RAS Mutation Presence in Thyroid Nodules Carried Risk for Cancer


Preoperative testing of thyroid nodules for RAS mutations showed that nodules that tested positive for HRAS and NRAS were associated with a substantial risk for cancer.

Preoperative testing of thyroid nodules for RAS mutations showed that nodules that tested positive for HRAS and NRAS were associated with a substantial risk for cancer, according to the results of a study published in Surgery.

Although thyroid nodules can be detected in as many as one-half of healthy adults aged older than 60 years, only a small percentage are malignant. Preoperative RAS testing of thyroid samples with indeterminate fine-needle aspiration biopsy results has been controversial because RAS mutations are also found in benign adenomas.
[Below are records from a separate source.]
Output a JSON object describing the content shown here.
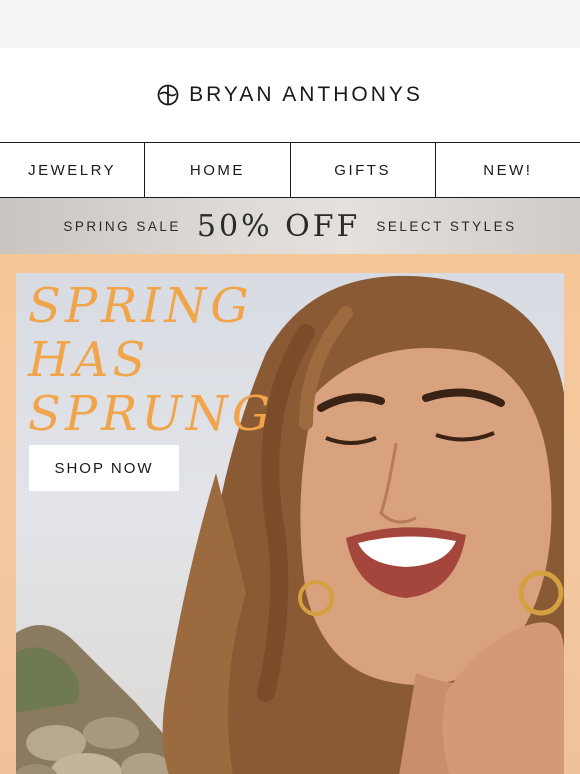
{
  "header": {
    "brand_name": "BRYAN ANTHONYS",
    "logo_icon": "compass-circle-icon"
  },
  "nav": {
    "items": [
      {
        "label": "JEWELRY"
      },
      {
        "label": "HOME"
      },
      {
        "label": "GIFTS"
      },
      {
        "label": "NEW!"
      }
    ]
  },
  "promo": {
    "prefix": "SPRING SALE",
    "highlight": "50% OFF",
    "suffix": "SELECT STYLES"
  },
  "hero": {
    "headline_lines": [
      "SPRING",
      "HAS",
      "SPRUNG"
    ],
    "cta_label": "SHOP NOW",
    "headline_color": "#f1a54a",
    "frame_color": "#f6c696"
  }
}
“In the present series, preoperative detection of any RAS mutation with indeterminate cytology was associated with a high risk of histologic cancer, which is equivalent to the risk of cancer associated with a suspicious for malignancy cytology result,” wrote Snehal G. Patel, MD, of University of Pittsburgh, and colleagues. “The risk of cancer remains high even if RAS is detected at a low level.”

For this study, the researchers took fine-needle aspiration samples from 2,590 patients with nodules that were classified into one of three indeterminate cytology categories. The samples then underwent prospective next-generation sequencing assay testing for NRAS, HRAS, or KRAS mutations.
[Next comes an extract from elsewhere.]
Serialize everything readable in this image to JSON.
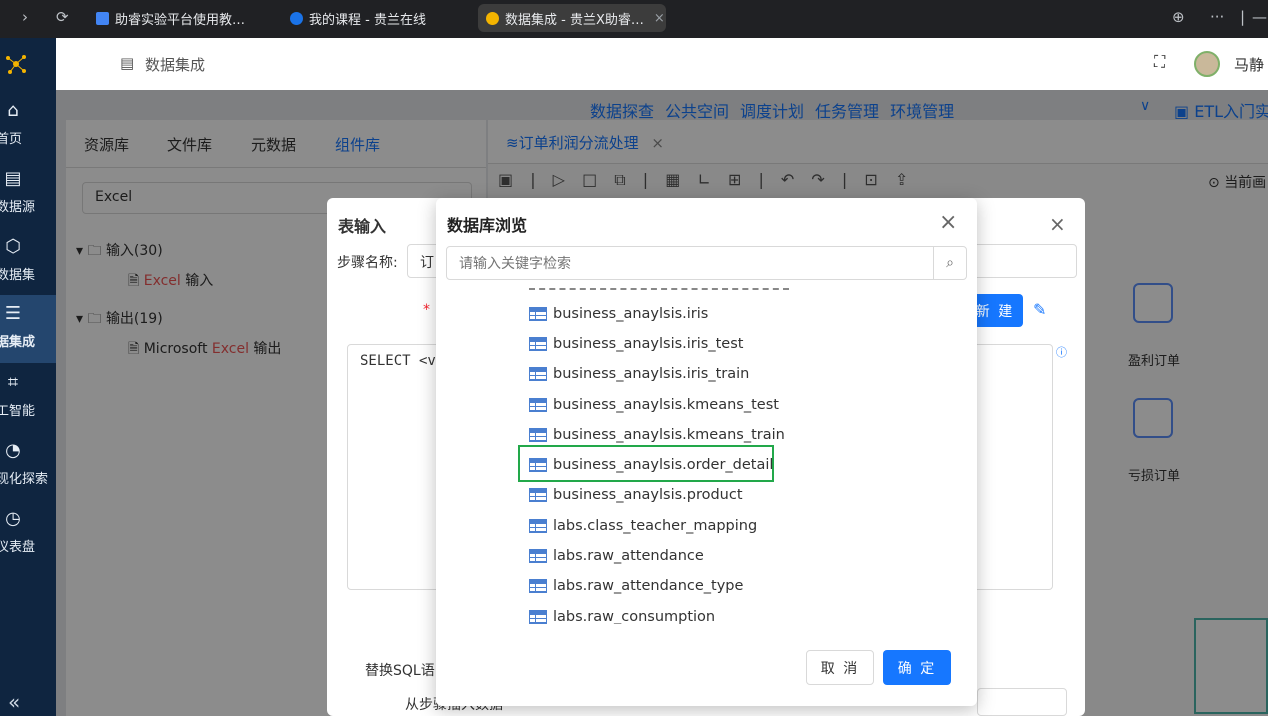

During the study, 93 patients (94 nodules) were classified as being RAS-positive (3.6%). The RAS mutation was identified at a low allelic frequency of less than 10% in about one-fourth of nodules and at a high allelic frequency in the remaining nodules. The most commonly identified mutation was NRAS, which occurred in 49% of positive samples. HRAS mutations were found in 30% of nodules and KRAS in 21%.

Of the patients with RAS-positive nodules, 86 underwent surgery, and 76% of the nodules were malignant. Rates of malignancy were similar in all three of the indeterminate cytology categories. Follicular variant papillary thyroid cancer (FVPTC) was the most common cancer type (83%).
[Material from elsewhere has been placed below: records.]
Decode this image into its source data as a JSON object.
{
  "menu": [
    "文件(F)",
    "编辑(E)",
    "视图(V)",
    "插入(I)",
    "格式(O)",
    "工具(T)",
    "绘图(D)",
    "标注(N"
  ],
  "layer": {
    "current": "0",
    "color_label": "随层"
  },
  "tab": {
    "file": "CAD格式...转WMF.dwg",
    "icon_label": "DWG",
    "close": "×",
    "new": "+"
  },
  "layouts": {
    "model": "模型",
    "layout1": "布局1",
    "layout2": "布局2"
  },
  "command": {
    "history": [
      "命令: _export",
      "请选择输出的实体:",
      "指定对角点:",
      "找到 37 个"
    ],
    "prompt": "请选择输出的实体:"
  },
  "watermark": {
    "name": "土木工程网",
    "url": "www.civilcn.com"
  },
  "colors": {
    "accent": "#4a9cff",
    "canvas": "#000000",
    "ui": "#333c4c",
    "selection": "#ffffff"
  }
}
HRAS mutations had the greatest risk for cancer (92%), followed by NRAS (74%) and KRAS (64%; P = .05).

“Histologic malignancies associated with preoperative RAS usually are encapsulated FVPTC without central compartment lymph node involvement or extrathyroidal extension (74%), but can also be classic or poor-prognosis papillary thyroid carcinoma,” the researchers wrote. “The majority (60%) of patients with RAS-positive unifocal nodules on preoperative imaging may be adequately treated by initial lobectomy.”

The researchers conducted an analysis to see if they could identify preoperative risk factors associated with benign or malignant RAS-positive nodules; however, they found no other preoperative factors associated with malignancy.

Related Videos
The use of a single-port robot may allow for surgically treating more patients with head and neck cancer in a more timely manner, according to Hilary McCrary, MD, MPH.
Treatment with toripalimab does not yield the same vascular toxicity seen with pembrolizumab in patients with advanced or metastatic nasopharyngeal carcinoma, according to Barbara Burtness, MD.
Overall survival also appears to improve with toripalimab compared with chemotherapy among patients with metastatic or advanced nasopharyngeal carcinoma.
Eric J. Sherman, MD, highlights several drugs that are being used to treat RET-positive thyroid cancer.
Related Content